same constant which describes microwave modulation action between coherent light waves leads to a rigorous
of light also describes the generation of the microwave solution which shows that it is possible for the idealized
cases considered here to convert power completely
"P. S. Pershan and N. Bloembergen, Advances in Quantiun from some frequencies to others. This solution embodies
1!'lectrorzsrs, edited by J. R. Singer (Columbia University Press, a generalization of parametric amplifier theory. It
New York, 1961), p. 187.
zz
J. C. Simon, Trans. IRK MTT 8, lg (1960l. allows for very large signal and/or idler power, with
LIGHT WAVES I i% A NONLINEAR DIELECTRIC 1939

concomitant depletion of the pump power. The Manley- Summing over all atoms in the unit cell, we obtain
Rowe relations have been derived in a quite general
P —PL+. PN L —P . R(ki) . ~(i) . E
manner. Since the nonlinear properties have been
incorporated into Maxwell's equation, the theory can +Q .„R(ki) . PN L(i) (A3)
readily be applied to a wide variety of experimental On inspection it becomes clear that
situations where nonlinearities play a role.
(e —1)/42r= P;k R'"') n(" (A6)
APPENDIX
The local field at the site of the ith atom in the unit D((08) = e((o8) E(a&8)+42}-P" (b28)
cell can be written as with
E(i)i= E+P . L(ii) . (PL(i)+PNL(i)) P "s(~8)=Z'k R""(~8) P"""(~8) (A7)
and the polarizations of the ith atom at frequency co3 Write PN "("(~8) as a function of the microscopic
are related to the local fields at &ui and cu2 (i.e., nonlinear polarizability tensors and the macroscopic
~, =~2+~2) by Maxwell fields at (di and (d2. If PNL((PL Eqs. (A1) and
PL(i) (&d8) =(2(i) (~8) . E(i)I((d8) ~
(A2) can be combined as
Q. (b . . L(ii) . (2(i)). E(i)i= P (AS)
P""(*)(or8) = g("((o8 —(u2+a)I) E('"((v2)E""(k)I). (A2)
L"" and n(')(~) are each 3&(3 matrices. From Eqs. Energy considerations require the symmetry of polariza-
bility and Lorentz tensors. With
(A1) and (A2) we can obtain
(2(i) —((2(i) ) &
P L(i) (2(i) . E(i)i —(2(i) . E+P . (2(i) . L(ii)
. (PL(i)+.PNL(i)) (A2') L('i) —L(ii) —(L(fi)) &
When an equation has only one frequency, we will where Ar is the transpose of A, Eq. (AS) can be written
drop the co designation. Ke now define a 3)C3 tensor as
(A3) Q . (M (fi)) &. E(i)) = P (AS' )

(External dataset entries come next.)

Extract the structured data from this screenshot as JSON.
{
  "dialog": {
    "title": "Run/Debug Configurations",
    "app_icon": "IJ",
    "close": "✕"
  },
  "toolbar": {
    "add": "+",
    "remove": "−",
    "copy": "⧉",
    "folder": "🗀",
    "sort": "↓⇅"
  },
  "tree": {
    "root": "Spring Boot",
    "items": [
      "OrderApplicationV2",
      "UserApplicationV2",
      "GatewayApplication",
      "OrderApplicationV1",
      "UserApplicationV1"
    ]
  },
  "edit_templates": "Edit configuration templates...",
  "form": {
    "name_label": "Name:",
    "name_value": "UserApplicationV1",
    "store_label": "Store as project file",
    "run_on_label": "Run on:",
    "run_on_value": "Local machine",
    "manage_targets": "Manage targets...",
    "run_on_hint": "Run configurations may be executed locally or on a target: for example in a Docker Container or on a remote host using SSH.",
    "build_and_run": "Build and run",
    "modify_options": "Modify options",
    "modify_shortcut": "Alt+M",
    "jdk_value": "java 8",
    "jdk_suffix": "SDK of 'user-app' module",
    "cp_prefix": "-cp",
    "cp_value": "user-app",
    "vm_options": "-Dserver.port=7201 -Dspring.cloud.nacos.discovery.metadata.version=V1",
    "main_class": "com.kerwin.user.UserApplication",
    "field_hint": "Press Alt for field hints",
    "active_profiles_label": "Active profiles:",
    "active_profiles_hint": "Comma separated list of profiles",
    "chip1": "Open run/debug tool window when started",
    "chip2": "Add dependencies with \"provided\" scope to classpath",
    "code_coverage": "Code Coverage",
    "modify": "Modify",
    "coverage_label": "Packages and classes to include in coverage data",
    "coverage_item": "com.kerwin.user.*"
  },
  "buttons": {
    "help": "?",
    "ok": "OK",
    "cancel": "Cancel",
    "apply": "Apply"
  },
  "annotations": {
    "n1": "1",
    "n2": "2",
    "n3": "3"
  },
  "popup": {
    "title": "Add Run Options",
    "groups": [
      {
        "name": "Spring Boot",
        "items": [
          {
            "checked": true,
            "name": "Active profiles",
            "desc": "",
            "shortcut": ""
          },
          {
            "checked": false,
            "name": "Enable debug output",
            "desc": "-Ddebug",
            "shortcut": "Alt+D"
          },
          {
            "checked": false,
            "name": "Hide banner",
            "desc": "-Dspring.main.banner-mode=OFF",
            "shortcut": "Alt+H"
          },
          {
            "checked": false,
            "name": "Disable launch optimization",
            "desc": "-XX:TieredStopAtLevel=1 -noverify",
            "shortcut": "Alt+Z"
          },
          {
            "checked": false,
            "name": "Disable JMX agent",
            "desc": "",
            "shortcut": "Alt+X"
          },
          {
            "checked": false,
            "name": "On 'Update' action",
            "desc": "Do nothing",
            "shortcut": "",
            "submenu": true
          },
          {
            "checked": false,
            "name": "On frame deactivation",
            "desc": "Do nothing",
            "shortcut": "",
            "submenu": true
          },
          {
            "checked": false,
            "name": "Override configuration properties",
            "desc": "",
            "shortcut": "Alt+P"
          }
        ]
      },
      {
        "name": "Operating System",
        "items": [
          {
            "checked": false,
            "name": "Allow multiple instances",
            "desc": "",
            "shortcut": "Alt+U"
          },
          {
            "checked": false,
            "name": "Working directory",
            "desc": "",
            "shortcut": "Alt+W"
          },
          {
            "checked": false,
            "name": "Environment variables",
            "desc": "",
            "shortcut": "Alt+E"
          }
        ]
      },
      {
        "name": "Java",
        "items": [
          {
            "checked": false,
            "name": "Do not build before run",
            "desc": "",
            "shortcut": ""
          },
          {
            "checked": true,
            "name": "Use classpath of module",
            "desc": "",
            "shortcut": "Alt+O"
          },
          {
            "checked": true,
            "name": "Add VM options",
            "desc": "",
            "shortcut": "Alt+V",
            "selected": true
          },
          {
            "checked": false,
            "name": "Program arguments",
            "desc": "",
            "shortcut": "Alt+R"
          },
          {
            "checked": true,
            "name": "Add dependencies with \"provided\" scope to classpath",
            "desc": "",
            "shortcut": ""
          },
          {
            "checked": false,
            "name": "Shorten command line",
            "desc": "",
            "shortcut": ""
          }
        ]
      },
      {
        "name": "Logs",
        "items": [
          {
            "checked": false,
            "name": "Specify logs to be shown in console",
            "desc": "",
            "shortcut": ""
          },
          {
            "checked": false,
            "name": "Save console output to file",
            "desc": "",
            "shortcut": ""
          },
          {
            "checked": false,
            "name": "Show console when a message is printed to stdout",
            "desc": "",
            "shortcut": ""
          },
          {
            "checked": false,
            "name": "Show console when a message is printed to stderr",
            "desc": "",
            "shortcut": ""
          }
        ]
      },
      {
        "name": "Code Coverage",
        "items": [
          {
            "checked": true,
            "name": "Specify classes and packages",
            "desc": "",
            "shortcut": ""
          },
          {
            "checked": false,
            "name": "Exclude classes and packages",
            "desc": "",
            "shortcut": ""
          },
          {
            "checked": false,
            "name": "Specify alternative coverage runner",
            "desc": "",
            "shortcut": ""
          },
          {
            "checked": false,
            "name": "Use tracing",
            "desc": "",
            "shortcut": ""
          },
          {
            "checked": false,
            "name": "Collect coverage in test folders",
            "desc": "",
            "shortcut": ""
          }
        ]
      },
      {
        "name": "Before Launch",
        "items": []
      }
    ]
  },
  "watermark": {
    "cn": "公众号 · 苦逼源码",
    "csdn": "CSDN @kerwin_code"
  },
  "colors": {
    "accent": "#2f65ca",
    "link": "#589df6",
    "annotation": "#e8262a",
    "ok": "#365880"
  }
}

so thatEq. (A2') becomes Taking the transpose of Eq. (A4), this can be converted
to
Q . M(ii) . PL(i) (2(i) . P+, PNL(i)
—Q ""'
(k)I — (R(ik))&. E g. (A9)
M(f'f' P (A2")
Combining Eqs. (A9) with Eqs. (A7) and (A2) we get
If we were to write M&'&) in its component form, we PNLB(~ ) P, R(~ )(ki)
could consider it to be a 3X)&3l'lt matrix, where A is
the number of atomic sites per unit cell. It would then
5"'(»=»+»):Zf (R""(»))' (»)j t

be obvious that this "supermatrix" has an inverse. XXI 5(R""(~I))'E( )3.


This allows us to define a new set of 3X3 matrices, Define
R('&), such that (A10)
P. M(ii). R()k)=g. R('i). M(ik)=b, .k (A4) and I.' can be written
P""(~ ) = K(~8=~2+~)):E(~2) E(»), (A11)
Equation (A2") can thus be manipulated
PI (k)+PNI (k) — . R(ki) . (2(i) . E+Q
Q
to give
R(ki) . PNL( )i where the (a, b, c) component of y is

ga; b, (~8 ~2+~1) Q Q


i d, e f
Pd, f a(M8 (d2+~1)kd, a ((a8)~ a, b ((02)+fa(~1) ~,
The permutation symmetry relations are obvious. Equation (A12) can be written in tensor notation as

g(~8 ——k 2+&vi) =Q, g"'(CO8 —CV2+S)i): N" ((u8) N('}((O2) N(") ((ui). (A13)